Assignment:
The answer must be the full listing, reproduced without any change.

Data section:

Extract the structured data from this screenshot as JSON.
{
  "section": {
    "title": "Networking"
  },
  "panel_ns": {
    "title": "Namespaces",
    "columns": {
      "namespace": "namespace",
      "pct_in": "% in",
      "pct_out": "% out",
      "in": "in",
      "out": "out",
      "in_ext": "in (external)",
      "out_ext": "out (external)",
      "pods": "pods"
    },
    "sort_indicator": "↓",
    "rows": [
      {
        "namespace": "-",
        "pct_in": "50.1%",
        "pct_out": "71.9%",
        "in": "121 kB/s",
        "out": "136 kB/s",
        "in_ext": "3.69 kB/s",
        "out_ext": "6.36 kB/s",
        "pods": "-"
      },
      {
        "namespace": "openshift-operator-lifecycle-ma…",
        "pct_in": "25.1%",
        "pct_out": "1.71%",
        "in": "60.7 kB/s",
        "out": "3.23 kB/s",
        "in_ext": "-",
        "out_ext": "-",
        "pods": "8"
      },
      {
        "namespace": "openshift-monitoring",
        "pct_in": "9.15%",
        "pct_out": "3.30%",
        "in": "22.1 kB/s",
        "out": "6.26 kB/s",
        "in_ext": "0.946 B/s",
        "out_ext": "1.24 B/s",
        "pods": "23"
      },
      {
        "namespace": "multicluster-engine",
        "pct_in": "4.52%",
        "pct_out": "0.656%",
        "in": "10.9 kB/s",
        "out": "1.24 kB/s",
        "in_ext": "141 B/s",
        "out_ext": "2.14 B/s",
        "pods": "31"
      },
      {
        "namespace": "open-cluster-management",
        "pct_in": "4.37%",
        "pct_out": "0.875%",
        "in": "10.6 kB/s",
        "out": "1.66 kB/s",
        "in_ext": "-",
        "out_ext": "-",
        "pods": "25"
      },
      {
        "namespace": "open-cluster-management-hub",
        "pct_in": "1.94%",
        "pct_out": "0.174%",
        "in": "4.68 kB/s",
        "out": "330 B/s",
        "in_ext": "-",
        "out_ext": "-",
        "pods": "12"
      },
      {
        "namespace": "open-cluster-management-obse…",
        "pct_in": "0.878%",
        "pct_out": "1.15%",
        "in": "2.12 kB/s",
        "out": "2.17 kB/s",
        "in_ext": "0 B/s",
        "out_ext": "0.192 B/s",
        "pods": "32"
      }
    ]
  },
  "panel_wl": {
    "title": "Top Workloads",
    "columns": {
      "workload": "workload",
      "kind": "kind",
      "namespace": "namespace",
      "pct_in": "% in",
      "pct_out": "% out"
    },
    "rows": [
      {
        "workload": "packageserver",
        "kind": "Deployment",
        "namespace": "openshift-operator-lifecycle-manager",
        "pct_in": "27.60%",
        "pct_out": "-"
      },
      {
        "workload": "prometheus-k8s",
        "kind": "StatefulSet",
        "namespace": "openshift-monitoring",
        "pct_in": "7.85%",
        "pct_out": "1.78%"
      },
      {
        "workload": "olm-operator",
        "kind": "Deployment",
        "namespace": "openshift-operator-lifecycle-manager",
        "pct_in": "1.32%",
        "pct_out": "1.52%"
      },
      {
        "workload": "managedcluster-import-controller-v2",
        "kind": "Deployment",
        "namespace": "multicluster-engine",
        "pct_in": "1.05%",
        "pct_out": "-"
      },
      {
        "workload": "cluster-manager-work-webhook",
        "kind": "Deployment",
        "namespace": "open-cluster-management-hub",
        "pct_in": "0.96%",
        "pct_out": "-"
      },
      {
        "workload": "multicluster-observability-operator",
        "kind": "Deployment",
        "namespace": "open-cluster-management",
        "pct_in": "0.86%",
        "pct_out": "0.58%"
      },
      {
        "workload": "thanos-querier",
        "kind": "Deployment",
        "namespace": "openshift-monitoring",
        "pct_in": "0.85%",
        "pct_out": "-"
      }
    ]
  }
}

Task response:
Extract the structured data from this screenshot as JSON.
{
  "section": {
    "title": "Networking"
  },
  "panel_ns": {
    "title": "Namespaces",
    "columns": {
      "namespace": "namespace",
      "pct_in": "% in",
      "pct_out": "% out",
      "in": "in",
      "out": "out",
      "in_ext": "in (external)",
      "out_ext": "out (external)",
      "pods": "pods"
    },
    "sort_indicator": "↓",
    "rows": [
      {
        "namespace": "-",
        "pct_in": "50.1%",
        "pct_out": "71.9%",
        "in": "121 kB/s",
        "out": "136 kB/s",
        "in_ext": "3.69 kB/s",
        "out_ext": "6.36 kB/s",
        "pods": "-"
      },
      {
        "namespace": "openshift-operator-lifecycle-ma…",
        "pct_in": "25.1%",
        "pct_out": "1.71%",
        "in": "60.7 kB/s",
        "out": "3.23 kB/s",
        "in_ext": "-",
        "out_ext": "-",
        "pods": "8"
      },
      {
        "namespace": "openshift-monitoring",
        "pct_in": "9.15%",
        "pct_out": "3.30%",
        "in": "22.1 kB/s",
        "out": "6.26 kB/s",
        "in_ext": "0.946 B/s",
        "out_ext": "1.24 B/s",
        "pods": "23"
      },
      {
        "namespace": "multicluster-engine",
        "pct_in": "4.52%",
        "pct_out": "0.656%",
        "in": "10.9 kB/s",
        "out": "1.24 kB/s",
        "in_ext": "141 B/s",
        "out_ext": "2.14 B/s",
        "pods": "31"
      },
      {
        "namespace": "open-cluster-management",
        "pct_in": "4.37%",
        "pct_out": "0.875%",
        "in": "10.6 kB/s",
        "out": "1.66 kB/s",
        "in_ext": "-",
        "out_ext": "-",
        "pods": "25"
      },
      {
        "namespace": "open-cluster-management-hub",
        "pct_in": "1.94%",
        "pct_out": "0.174%",
        "in": "4.68 kB/s",
        "out": "330 B/s",
        "in_ext": "-",
        "out_ext": "-",
        "pods": "12"
      },
      {
        "namespace": "open-cluster-management-obse…",
        "pct_in": "0.878%",
        "pct_out": "1.15%",
        "in": "2.12 kB/s",
        "out": "2.17 kB/s",
        "in_ext": "0 B/s",
        "out_ext": "0.192 B/s",
        "pods": "32"
      }
    ]
  },
  "panel_wl": {
    "title": "Top Workloads",
    "columns": {
      "workload": "workload",
      "kind": "kind",
      "namespace": "namespace",
      "pct_in": "% in",
      "pct_out": "% out"
    },
    "rows": [
      {
        "workload": "packageserver",
        "kind": "Deployment",
        "namespace": "openshift-operator-lifecycle-manager",
        "pct_in": "27.60%",
        "pct_out": "-"
      },
      {
        "workload": "prometheus-k8s",
        "kind": "StatefulSet",
        "namespace": "openshift-monitoring",
        "pct_in": "7.85%",
        "pct_out": "1.78%"
      },
      {
        "workload": "olm-operator",
        "kind": "Deployment",
        "namespace": "openshift-operator-lifecycle-manager",
        "pct_in": "1.32%",
        "pct_out": "1.52%"
      },
      {
        "workload": "managedcluster-import-controller-v2",
        "kind": "Deployment",
        "namespace": "multicluster-engine",
        "pct_in": "1.05%",
        "pct_out": "-"
      },
      {
        "workload": "cluster-manager-work-webhook",
        "kind": "Deployment",
        "namespace": "open-cluster-management-hub",
        "pct_in": "0.96%",
        "pct_out": "-"
      },
      {
        "workload": "multicluster-observability-operator",
        "kind": "Deployment",
        "namespace": "open-cluster-management",
        "pct_in": "0.86%",
        "pct_out": "0.58%"
      },
      {
        "workload": "thanos-querier",
        "kind": "Deployment",
        "namespace": "openshift-monitoring",
        "pct_in": "0.85%",
        "pct_out": "-"
      }
    ]
  }
}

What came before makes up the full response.